■ Activity
Repeat every entry word for word, but leave the images out of your copy.

:: Dataset excerpts ::

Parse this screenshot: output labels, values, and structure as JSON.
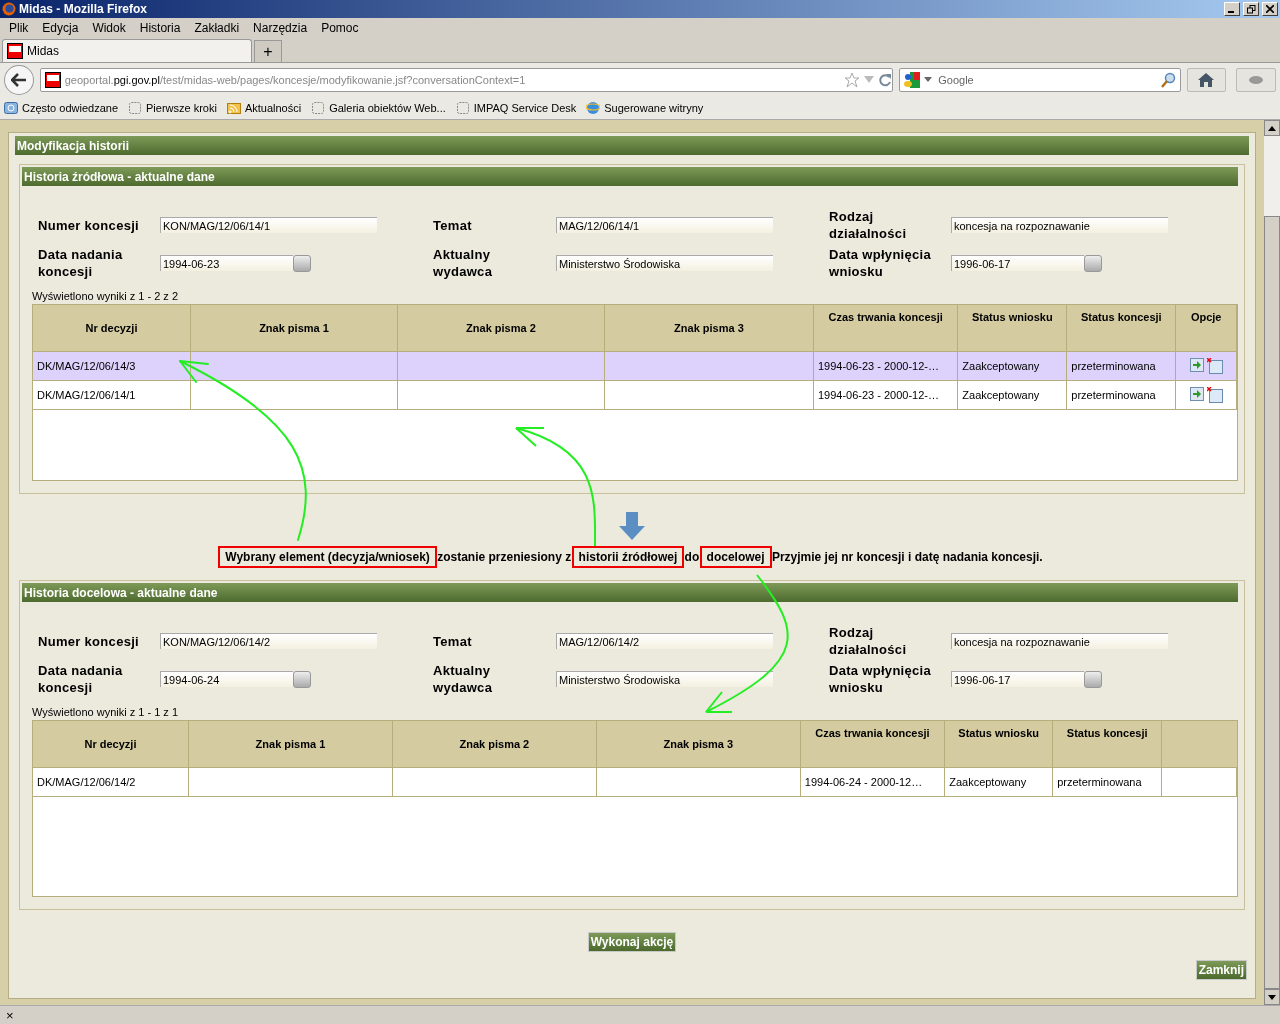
{
  "window": {
    "title": "Midas - Mozilla Firefox"
  },
  "menu": [
    "Plik",
    "Edycja",
    "Widok",
    "Historia",
    "Zakładki",
    "Narzędzia",
    "Pomoc"
  ],
  "tabs": [
    {
      "label": "Midas",
      "selected": true
    }
  ],
  "new_tab": "+",
  "address": {
    "host_pre": "geoportal.",
    "host": "pgi.gov.pl",
    "path": "/test/midas-web/pages/koncesje/modyfikowanie.jsf?conversationContext=1"
  },
  "search": {
    "placeholder": "Google"
  },
  "bookmarks": [
    {
      "label": "Często odwiedzane",
      "kind": "search"
    },
    {
      "label": "Pierwsze kroki",
      "kind": "page"
    },
    {
      "label": "Aktualności",
      "kind": "feed"
    },
    {
      "label": "Galeria obiektów Web...",
      "kind": "page"
    },
    {
      "label": "IMPAQ Service Desk",
      "kind": "page"
    },
    {
      "label": "Sugerowane witryny",
      "kind": "ie"
    }
  ],
  "panel": {
    "title": "Modyfikacja historii"
  },
  "sections": [
    {
      "title": "Historia źródłowa - aktualne dane",
      "fields": [
        {
          "label": "Numer koncesji",
          "value": "KON/MAG/12/06/14/1",
          "kind": "text"
        },
        {
          "label": "Temat",
          "value": "MAG/12/06/14/1",
          "kind": "text"
        },
        {
          "label": "Rodzaj działalności",
          "value": "koncesja na rozpoznawanie",
          "kind": "text"
        },
        {
          "label": "Data nadania koncesji",
          "value": "1994-06-23",
          "kind": "date"
        },
        {
          "label": "Aktualny wydawca",
          "value": "Ministerstwo Środowiska",
          "kind": "text"
        },
        {
          "label": "Data wpłynięcia wniosku",
          "value": "1996-06-17",
          "kind": "date"
        }
      ],
      "results": "Wyświetlono wyniki z 1 - 2 z 2",
      "columns": [
        "Nr decyzji",
        "Znak pisma 1",
        "Znak pisma 2",
        "Znak pisma 3",
        "Czas trwania koncesji",
        "Status wniosku",
        "Status koncesji",
        "Opcje"
      ],
      "rows": [
        {
          "cells": [
            "DK/MAG/12/06/14/3",
            "",
            "",
            "",
            "1994-06-23 - 2000-12-…",
            "Zaakceptowany",
            "przeterminowana"
          ],
          "options": true,
          "selected": true
        },
        {
          "cells": [
            "DK/MAG/12/06/14/1",
            "",
            "",
            "",
            "1994-06-23 - 2000-12-…",
            "Zaakceptowany",
            "przeterminowana"
          ],
          "options": true,
          "selected": false
        }
      ]
    },
    {
      "title": "Historia docelowa - aktualne dane",
      "fields": [
        {
          "label": "Numer koncesji",
          "value": "KON/MAG/12/06/14/2",
          "kind": "text"
        },
        {
          "label": "Temat",
          "value": "MAG/12/06/14/2",
          "kind": "text"
        },
        {
          "label": "Rodzaj działalności",
          "value": "koncesja na rozpoznawanie",
          "kind": "text"
        },
        {
          "label": "Data nadania koncesji",
          "value": "1994-06-24",
          "kind": "date"
        },
        {
          "label": "Aktualny wydawca",
          "value": "Ministerstwo Środowiska",
          "kind": "text"
        },
        {
          "label": "Data wpłynięcia wniosku",
          "value": "1996-06-17",
          "kind": "date"
        }
      ],
      "results": "Wyświetlono wyniki z 1 - 1 z 1",
      "columns": [
        "Nr decyzji",
        "Znak pisma 1",
        "Znak pisma 2",
        "Znak pisma 3",
        "Czas trwania koncesji",
        "Status wniosku",
        "Status koncesji"
      ],
      "rows": [
        {
          "cells": [
            "DK/MAG/12/06/14/2",
            "",
            "",
            "",
            "1994-06-24 - 2000-12…",
            "Zaakceptowany",
            "przeterminowana"
          ],
          "options": false,
          "selected": false
        }
      ]
    }
  ],
  "instruction": [
    {
      "text": "Wybrany element (decyzja/wniosek)",
      "highlighted": true
    },
    {
      "text": " zostanie przeniesiony z ",
      "highlighted": false
    },
    {
      "text": "historii źródłowej",
      "highlighted": true
    },
    {
      "text": " do ",
      "highlighted": false
    },
    {
      "text": "docelowej",
      "highlighted": true
    },
    {
      "text": " Przyjmie jej nr koncesji i datę nadania koncesji.",
      "highlighted": false
    }
  ],
  "buttons": {
    "execute": "Wykonaj akcję",
    "close": "Zamknij"
  },
  "status_bar": {
    "close": "×"
  }
}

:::

■ Written answer
Parse this screenshot: output labels, values, and structure as JSON.
{
  "window": {
    "title": "Midas - Mozilla Firefox"
  },
  "menu": [
    "Plik",
    "Edycja",
    "Widok",
    "Historia",
    "Zakładki",
    "Narzędzia",
    "Pomoc"
  ],
  "tabs": [
    {
      "label": "Midas",
      "selected": true
    }
  ],
  "new_tab": "+",
  "address": {
    "host_pre": "geoportal.",
    "host": "pgi.gov.pl",
    "path": "/test/midas-web/pages/koncesje/modyfikowanie.jsf?conversationContext=1"
  },
  "search": {
    "placeholder": "Google"
  },
  "bookmarks": [
    {
      "label": "Często odwiedzane",
      "kind": "search"
    },
    {
      "label": "Pierwsze kroki",
      "kind": "page"
    },
    {
      "label": "Aktualności",
      "kind": "feed"
    },
    {
      "label": "Galeria obiektów Web...",
      "kind": "page"
    },
    {
      "label": "IMPAQ Service Desk",
      "kind": "page"
    },
    {
      "label": "Sugerowane witryny",
      "kind": "ie"
    }
  ],
  "panel": {
    "title": "Modyfikacja historii"
  },
  "sections": [
    {
      "title": "Historia źródłowa - aktualne dane",
      "fields": [
        {
          "label": "Numer koncesji",
          "value": "KON/MAG/12/06/14/1",
          "kind": "text"
        },
        {
          "label": "Temat",
          "value": "MAG/12/06/14/1",
          "kind": "text"
        },
        {
          "label": "Rodzaj działalności",
          "value": "koncesja na rozpoznawanie",
          "kind": "text"
        },
        {
          "label": "Data nadania koncesji",
          "value": "1994-06-23",
          "kind": "date"
        },
        {
          "label": "Aktualny wydawca",
          "value": "Ministerstwo Środowiska",
          "kind": "text"
        },
        {
          "label": "Data wpłynięcia wniosku",
          "value": "1996-06-17",
          "kind": "date"
        }
      ],
      "results": "Wyświetlono wyniki z 1 - 2 z 2",
      "columns": [
        "Nr decyzji",
        "Znak pisma 1",
        "Znak pisma 2",
        "Znak pisma 3",
        "Czas trwania koncesji",
        "Status wniosku",
        "Status koncesji",
        "Opcje"
      ],
      "rows": [
        {
          "cells": [
            "DK/MAG/12/06/14/3",
            "",
            "",
            "",
            "1994-06-23 - 2000-12-…",
            "Zaakceptowany",
            "przeterminowana"
          ],
          "options": true,
          "selected": true
        },
        {
          "cells": [
            "DK/MAG/12/06/14/1",
            "",
            "",
            "",
            "1994-06-23 - 2000-12-…",
            "Zaakceptowany",
            "przeterminowana"
          ],
          "options": true,
          "selected": false
        }
      ]
    },
    {
      "title": "Historia docelowa - aktualne dane",
      "fields": [
        {
          "label": "Numer koncesji",
          "value": "KON/MAG/12/06/14/2",
          "kind": "text"
        },
        {
          "label": "Temat",
          "value": "MAG/12/06/14/2",
          "kind": "text"
        },
        {
          "label": "Rodzaj działalności",
          "value": "koncesja na rozpoznawanie",
          "kind": "text"
        },
        {
          "label": "Data nadania koncesji",
          "value": "1994-06-24",
          "kind": "date"
        },
        {
          "label": "Aktualny wydawca",
          "value": "Ministerstwo Środowiska",
          "kind": "text"
        },
        {
          "label": "Data wpłynięcia wniosku",
          "value": "1996-06-17",
          "kind": "date"
        }
      ],
      "results": "Wyświetlono wyniki z 1 - 1 z 1",
      "columns": [
        "Nr decyzji",
        "Znak pisma 1",
        "Znak pisma 2",
        "Znak pisma 3",
        "Czas trwania koncesji",
        "Status wniosku",
        "Status koncesji"
      ],
      "rows": [
        {
          "cells": [
            "DK/MAG/12/06/14/2",
            "",
            "",
            "",
            "1994-06-24 - 2000-12…",
            "Zaakceptowany",
            "przeterminowana"
          ],
          "options": false,
          "selected": false
        }
      ]
    }
  ],
  "instruction": [
    {
      "text": "Wybrany element (decyzja/wniosek)",
      "highlighted": true
    },
    {
      "text": " zostanie przeniesiony z ",
      "highlighted": false
    },
    {
      "text": "historii źródłowej",
      "highlighted": true
    },
    {
      "text": " do ",
      "highlighted": false
    },
    {
      "text": "docelowej",
      "highlighted": true
    },
    {
      "text": " Przyjmie jej nr koncesji i datę nadania koncesji.",
      "highlighted": false
    }
  ],
  "buttons": {
    "execute": "Wykonaj akcję",
    "close": "Zamknij"
  },
  "status_bar": {
    "close": "×"
  }
}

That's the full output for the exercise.